“It doesn’t take hardly anything to stumble,” she said. “We work with individuals through best of times and worst.”
Manchin heard first hand from one who has seen success from ILCAO’s program.
A woman, who they have worked with for 14 years, shared her story, telling them that she came from a family of addicts, with her mother and most on her maternal side addicted.
She said, as a result of this situation, she became addicted herself, eventually going to prison, where she had a baby.
“Recovery to work changed my life made and me want to work,” she said, stating that she has now found a job with a local employer and has been able to keep custody of her children.
She said she now has her own residence, a job she loves and has been sober for two years and five months.
“There were bumps in the road,” she said. “It wasn’t easy, but, when it happened, the whole team was there to call me out.”
Manchin asked her if there was difficulty disassociating from those in her past from when she was addicted.
“It’s a whole new family,” the woman told her, stating those in the program she had met were close and offered continuous support.
Ralph Kline, assistant executive director for ILCAO, said the ARC funds had allowed them to be more flexible with their case management.
“We are so thankful for the INSPIRE grant,” he said.
Manchin also heard from Lawrence County Common Pleas Judge Andrew Ballard, who established the county’s first drug court and works with ILCAO on the addiction issue.
He said when he first refers someone to treatment he often tells them, “Now is the time to be selfish,” insisting they put the focus on their recovery.
“Down the road, we can bring things back in like parents and kids,” he said.
He spoke of several recovery success stories, such as that of a man who had a background in the chemical industry and was able to reach a point where he is now working a $60,000 a year shift manager job in his field.
The judge tied the two events together and stated that what is truly needed is sustainable industry for the region.

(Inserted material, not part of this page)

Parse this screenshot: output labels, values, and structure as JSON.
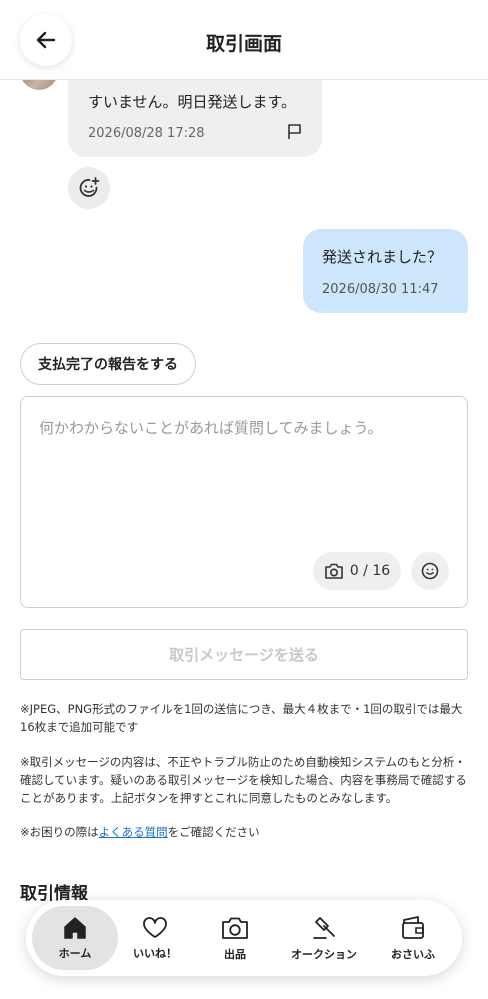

He said he feared many getting an education will be forced to leave the county due to lack of jobs.
“Our best and brightest are going to Columbus,” he said. “We have an amazing workforce, but we don’t have an industry that is sustainable.”
Manchin said she appreciated the work Ballard is doing and has seen the importance of drug courts in West Virginia. And she congratulated all working on the issue.
“It’s always a team,” she said. “No one person can do it alone. God bless you for what you’re doing and the success you’re having.”